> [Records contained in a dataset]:
------------------------------------------------------------------------
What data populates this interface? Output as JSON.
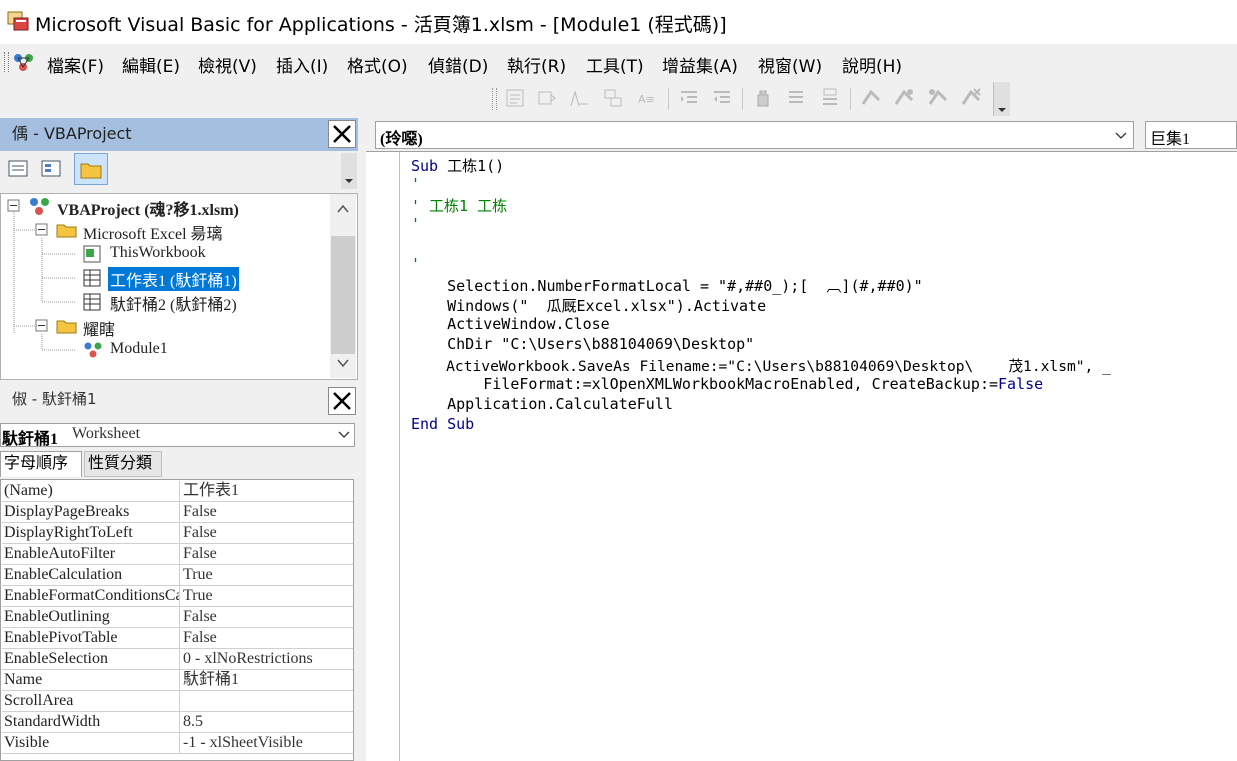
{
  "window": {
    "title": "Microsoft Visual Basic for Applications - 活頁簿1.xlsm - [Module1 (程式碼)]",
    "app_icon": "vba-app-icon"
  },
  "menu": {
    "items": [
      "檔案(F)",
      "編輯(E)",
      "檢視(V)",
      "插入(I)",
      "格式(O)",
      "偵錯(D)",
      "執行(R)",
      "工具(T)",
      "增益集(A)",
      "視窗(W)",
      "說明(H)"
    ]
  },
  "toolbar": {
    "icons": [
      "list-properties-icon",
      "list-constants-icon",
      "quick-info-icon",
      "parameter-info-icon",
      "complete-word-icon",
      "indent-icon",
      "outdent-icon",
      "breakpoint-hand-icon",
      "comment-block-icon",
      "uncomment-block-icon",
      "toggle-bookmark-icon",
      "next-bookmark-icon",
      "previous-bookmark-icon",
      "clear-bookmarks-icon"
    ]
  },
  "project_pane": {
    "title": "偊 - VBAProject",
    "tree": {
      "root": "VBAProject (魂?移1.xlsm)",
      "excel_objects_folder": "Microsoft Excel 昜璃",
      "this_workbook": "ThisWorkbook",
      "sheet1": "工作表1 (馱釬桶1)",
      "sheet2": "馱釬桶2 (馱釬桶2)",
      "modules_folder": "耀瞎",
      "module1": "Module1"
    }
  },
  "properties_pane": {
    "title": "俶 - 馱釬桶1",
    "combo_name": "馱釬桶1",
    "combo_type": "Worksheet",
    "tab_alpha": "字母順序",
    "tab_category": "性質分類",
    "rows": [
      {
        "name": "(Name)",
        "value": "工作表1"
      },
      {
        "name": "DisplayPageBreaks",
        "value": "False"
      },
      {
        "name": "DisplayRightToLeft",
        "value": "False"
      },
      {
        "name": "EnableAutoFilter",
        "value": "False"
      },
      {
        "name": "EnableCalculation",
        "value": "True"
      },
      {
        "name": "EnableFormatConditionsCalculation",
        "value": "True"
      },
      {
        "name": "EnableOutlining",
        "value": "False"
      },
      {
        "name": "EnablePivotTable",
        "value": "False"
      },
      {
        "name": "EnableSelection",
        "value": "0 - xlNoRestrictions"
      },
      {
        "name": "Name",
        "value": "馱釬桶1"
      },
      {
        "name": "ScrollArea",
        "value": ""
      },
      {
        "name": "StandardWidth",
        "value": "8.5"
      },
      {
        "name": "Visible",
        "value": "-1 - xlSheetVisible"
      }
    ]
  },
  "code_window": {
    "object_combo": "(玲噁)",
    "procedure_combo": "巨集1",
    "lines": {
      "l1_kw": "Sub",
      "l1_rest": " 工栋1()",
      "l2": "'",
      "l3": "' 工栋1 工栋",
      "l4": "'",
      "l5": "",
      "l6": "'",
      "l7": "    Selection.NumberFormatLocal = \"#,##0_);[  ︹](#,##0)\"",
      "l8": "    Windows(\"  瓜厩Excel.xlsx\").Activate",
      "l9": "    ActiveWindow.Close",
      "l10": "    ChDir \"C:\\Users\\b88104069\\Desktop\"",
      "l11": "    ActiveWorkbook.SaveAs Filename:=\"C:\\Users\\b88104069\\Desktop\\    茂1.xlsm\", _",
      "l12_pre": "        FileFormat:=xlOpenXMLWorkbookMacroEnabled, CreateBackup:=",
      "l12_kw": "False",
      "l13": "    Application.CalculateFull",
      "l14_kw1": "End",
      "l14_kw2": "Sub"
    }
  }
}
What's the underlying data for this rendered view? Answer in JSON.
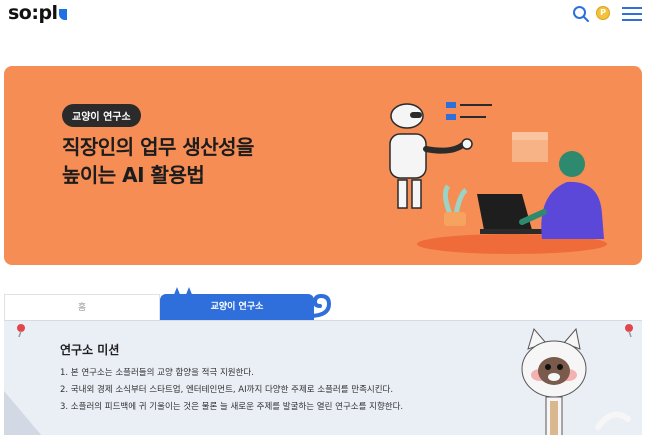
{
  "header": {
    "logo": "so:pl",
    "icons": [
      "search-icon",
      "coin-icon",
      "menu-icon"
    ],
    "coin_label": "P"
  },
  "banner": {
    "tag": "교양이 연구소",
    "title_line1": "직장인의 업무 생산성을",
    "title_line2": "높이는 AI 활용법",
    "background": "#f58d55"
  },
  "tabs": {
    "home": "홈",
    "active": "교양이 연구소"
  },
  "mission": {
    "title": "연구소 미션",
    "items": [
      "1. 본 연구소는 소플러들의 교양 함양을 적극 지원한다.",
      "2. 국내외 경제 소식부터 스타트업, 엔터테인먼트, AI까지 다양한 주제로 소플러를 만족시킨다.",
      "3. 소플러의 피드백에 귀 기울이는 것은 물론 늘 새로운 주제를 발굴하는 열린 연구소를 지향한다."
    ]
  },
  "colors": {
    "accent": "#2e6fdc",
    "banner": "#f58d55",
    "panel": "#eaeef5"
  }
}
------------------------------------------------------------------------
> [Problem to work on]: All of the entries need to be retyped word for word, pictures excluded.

> [Reply to the exercise]:
What data populates this interface? Output as JSON.
{
  "window": {
    "title": "Microsoft Visual Basic for Applications - 活頁簿1.xlsm - [Module1 (程式碼)]",
    "app_icon": "vba-app-icon"
  },
  "menu": {
    "items": [
      "檔案(F)",
      "編輯(E)",
      "檢視(V)",
      "插入(I)",
      "格式(O)",
      "偵錯(D)",
      "執行(R)",
      "工具(T)",
      "增益集(A)",
      "視窗(W)",
      "說明(H)"
    ]
  },
  "toolbar": {
    "icons": [
      "list-properties-icon",
      "list-constants-icon",
      "quick-info-icon",
      "parameter-info-icon",
      "complete-word-icon",
      "indent-icon",
      "outdent-icon",
      "breakpoint-hand-icon",
      "comment-block-icon",
      "uncomment-block-icon",
      "toggle-bookmark-icon",
      "next-bookmark-icon",
      "previous-bookmark-icon",
      "clear-bookmarks-icon"
    ]
  },
  "project_pane": {
    "title": "偊 - VBAProject",
    "tree": {
      "root": "VBAProject (魂?移1.xlsm)",
      "excel_objects_folder": "Microsoft Excel 昜璃",
      "this_workbook": "ThisWorkbook",
      "sheet1": "工作表1 (馱釬桶1)",
      "sheet2": "馱釬桶2 (馱釬桶2)",
      "modules_folder": "耀瞎",
      "module1": "Module1"
    }
  },
  "properties_pane": {
    "title": "俶 - 馱釬桶1",
    "combo_name": "馱釬桶1",
    "combo_type": "Worksheet",
    "tab_alpha": "字母順序",
    "tab_category": "性質分類",
    "rows": [
      {
        "name": "(Name)",
        "value": "工作表1"
      },
      {
        "name": "DisplayPageBreaks",
        "value": "False"
      },
      {
        "name": "DisplayRightToLeft",
        "value": "False"
      },
      {
        "name": "EnableAutoFilter",
        "value": "False"
      },
      {
        "name": "EnableCalculation",
        "value": "True"
      },
      {
        "name": "EnableFormatConditionsCalculation",
        "value": "True"
      },
      {
        "name": "EnableOutlining",
        "value": "False"
      },
      {
        "name": "EnablePivotTable",
        "value": "False"
      },
      {
        "name": "EnableSelection",
        "value": "0 - xlNoRestrictions"
      },
      {
        "name": "Name",
        "value": "馱釬桶1"
      },
      {
        "name": "ScrollArea",
        "value": ""
      },
      {
        "name": "StandardWidth",
        "value": "8.5"
      },
      {
        "name": "Visible",
        "value": "-1 - xlSheetVisible"
      }
    ]
  },
  "code_window": {
    "object_combo": "(玲噁)",
    "procedure_combo": "巨集1",
    "lines": {
      "l1_kw": "Sub",
      "l1_rest": " 工栋1()",
      "l2": "'",
      "l3": "' 工栋1 工栋",
      "l4": "'",
      "l5": "",
      "l6": "'",
      "l7": "    Selection.NumberFormatLocal = \"#,##0_);[  ︹](#,##0)\"",
      "l8": "    Windows(\"  瓜厩Excel.xlsx\").Activate",
      "l9": "    ActiveWindow.Close",
      "l10": "    ChDir \"C:\\Users\\b88104069\\Desktop\"",
      "l11": "    ActiveWorkbook.SaveAs Filename:=\"C:\\Users\\b88104069\\Desktop\\    茂1.xlsm\", _",
      "l12_pre": "        FileFormat:=xlOpenXMLWorkbookMacroEnabled, CreateBackup:=",
      "l12_kw": "False",
      "l13": "    Application.CalculateFull",
      "l14_kw1": "End",
      "l14_kw2": "Sub"
    }
  }
}
What's the underlying data for this rendered view? Answer in JSON.
{
  "header": {
    "logo": "so:pl",
    "icons": [
      "search-icon",
      "coin-icon",
      "menu-icon"
    ],
    "coin_label": "P"
  },
  "banner": {
    "tag": "교양이 연구소",
    "title_line1": "직장인의 업무 생산성을",
    "title_line2": "높이는 AI 활용법",
    "background": "#f58d55"
  },
  "tabs": {
    "home": "홈",
    "active": "교양이 연구소"
  },
  "mission": {
    "title": "연구소 미션",
    "items": [
      "1. 본 연구소는 소플러들의 교양 함양을 적극 지원한다.",
      "2. 국내외 경제 소식부터 스타트업, 엔터테인먼트, AI까지 다양한 주제로 소플러를 만족시킨다.",
      "3. 소플러의 피드백에 귀 기울이는 것은 물론 늘 새로운 주제를 발굴하는 열린 연구소를 지향한다."
    ]
  },
  "colors": {
    "accent": "#2e6fdc",
    "banner": "#f58d55",
    "panel": "#eaeef5"
  }
}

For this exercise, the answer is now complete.